= Beginning of Section =

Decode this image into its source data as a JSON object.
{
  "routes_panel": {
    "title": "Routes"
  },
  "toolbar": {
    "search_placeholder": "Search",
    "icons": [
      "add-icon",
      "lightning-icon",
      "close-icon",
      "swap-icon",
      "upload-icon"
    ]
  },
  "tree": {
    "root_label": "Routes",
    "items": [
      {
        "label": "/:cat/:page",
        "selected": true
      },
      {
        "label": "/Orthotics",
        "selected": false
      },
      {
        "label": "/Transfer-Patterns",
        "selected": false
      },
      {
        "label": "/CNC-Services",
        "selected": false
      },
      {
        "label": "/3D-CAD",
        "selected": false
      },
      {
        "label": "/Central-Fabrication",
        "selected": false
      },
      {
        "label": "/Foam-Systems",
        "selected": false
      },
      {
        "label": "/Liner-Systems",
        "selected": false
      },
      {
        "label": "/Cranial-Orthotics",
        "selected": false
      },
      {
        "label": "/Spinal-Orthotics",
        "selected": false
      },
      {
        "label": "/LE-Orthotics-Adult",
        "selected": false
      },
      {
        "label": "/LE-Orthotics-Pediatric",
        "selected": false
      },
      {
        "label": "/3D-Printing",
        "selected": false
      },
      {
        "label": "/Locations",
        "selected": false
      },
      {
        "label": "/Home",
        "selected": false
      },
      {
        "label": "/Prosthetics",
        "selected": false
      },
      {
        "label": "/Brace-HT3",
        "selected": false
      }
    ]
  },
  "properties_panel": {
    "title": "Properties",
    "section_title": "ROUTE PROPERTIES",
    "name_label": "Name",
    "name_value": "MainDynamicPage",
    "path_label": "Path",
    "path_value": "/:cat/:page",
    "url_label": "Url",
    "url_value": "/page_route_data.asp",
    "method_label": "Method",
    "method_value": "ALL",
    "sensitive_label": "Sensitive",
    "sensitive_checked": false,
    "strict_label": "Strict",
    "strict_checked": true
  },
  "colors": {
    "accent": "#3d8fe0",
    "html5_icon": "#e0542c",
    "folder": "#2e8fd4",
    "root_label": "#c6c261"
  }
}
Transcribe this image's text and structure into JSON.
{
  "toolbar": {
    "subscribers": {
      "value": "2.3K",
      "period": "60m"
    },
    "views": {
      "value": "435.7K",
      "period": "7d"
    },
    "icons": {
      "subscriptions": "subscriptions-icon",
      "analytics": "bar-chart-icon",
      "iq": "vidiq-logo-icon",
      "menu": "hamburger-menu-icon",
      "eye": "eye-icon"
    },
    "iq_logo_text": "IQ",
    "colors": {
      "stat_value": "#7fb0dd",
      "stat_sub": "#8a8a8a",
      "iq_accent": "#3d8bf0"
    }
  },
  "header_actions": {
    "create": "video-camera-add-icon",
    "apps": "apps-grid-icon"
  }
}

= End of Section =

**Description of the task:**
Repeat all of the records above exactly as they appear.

**Expected output:**
Decode this image into its source data as a JSON object.
{
  "routes_panel": {
    "title": "Routes"
  },
  "toolbar": {
    "search_placeholder": "Search",
    "icons": [
      "add-icon",
      "lightning-icon",
      "close-icon",
      "swap-icon",
      "upload-icon"
    ]
  },
  "tree": {
    "root_label": "Routes",
    "items": [
      {
        "label": "/:cat/:page",
        "selected": true
      },
      {
        "label": "/Orthotics",
        "selected": false
      },
      {
        "label": "/Transfer-Patterns",
        "selected": false
      },
      {
        "label": "/CNC-Services",
        "selected": false
      },
      {
        "label": "/3D-CAD",
        "selected": false
      },
      {
        "label": "/Central-Fabrication",
        "selected": false
      },
      {
        "label": "/Foam-Systems",
        "selected": false
      },
      {
        "label": "/Liner-Systems",
        "selected": false
      },
      {
        "label": "/Cranial-Orthotics",
        "selected": false
      },
      {
        "label": "/Spinal-Orthotics",
        "selected": false
      },
      {
        "label": "/LE-Orthotics-Adult",
        "selected": false
      },
      {
        "label": "/LE-Orthotics-Pediatric",
        "selected": false
      },
      {
        "label": "/3D-Printing",
        "selected": false
      },
      {
        "label": "/Locations",
        "selected": false
      },
      {
        "label": "/Home",
        "selected": false
      },
      {
        "label": "/Prosthetics",
        "selected": false
      },
      {
        "label": "/Brace-HT3",
        "selected": false
      }
    ]
  },
  "properties_panel": {
    "title": "Properties",
    "section_title": "ROUTE PROPERTIES",
    "name_label": "Name",
    "name_value": "MainDynamicPage",
    "path_label": "Path",
    "path_value": "/:cat/:page",
    "url_label": "Url",
    "url_value": "/page_route_data.asp",
    "method_label": "Method",
    "method_value": "ALL",
    "sensitive_label": "Sensitive",
    "sensitive_checked": false,
    "strict_label": "Strict",
    "strict_checked": true
  },
  "colors": {
    "accent": "#3d8fe0",
    "html5_icon": "#e0542c",
    "folder": "#2e8fd4",
    "root_label": "#c6c261"
  }
}
Transcribe this image's text and structure into JSON.
{
  "toolbar": {
    "subscribers": {
      "value": "2.3K",
      "period": "60m"
    },
    "views": {
      "value": "435.7K",
      "period": "7d"
    },
    "icons": {
      "subscriptions": "subscriptions-icon",
      "analytics": "bar-chart-icon",
      "iq": "vidiq-logo-icon",
      "menu": "hamburger-menu-icon",
      "eye": "eye-icon"
    },
    "iq_logo_text": "IQ",
    "colors": {
      "stat_value": "#7fb0dd",
      "stat_sub": "#8a8a8a",
      "iq_accent": "#3d8bf0"
    }
  },
  "header_actions": {
    "create": "video-camera-add-icon",
    "apps": "apps-grid-icon"
  }
}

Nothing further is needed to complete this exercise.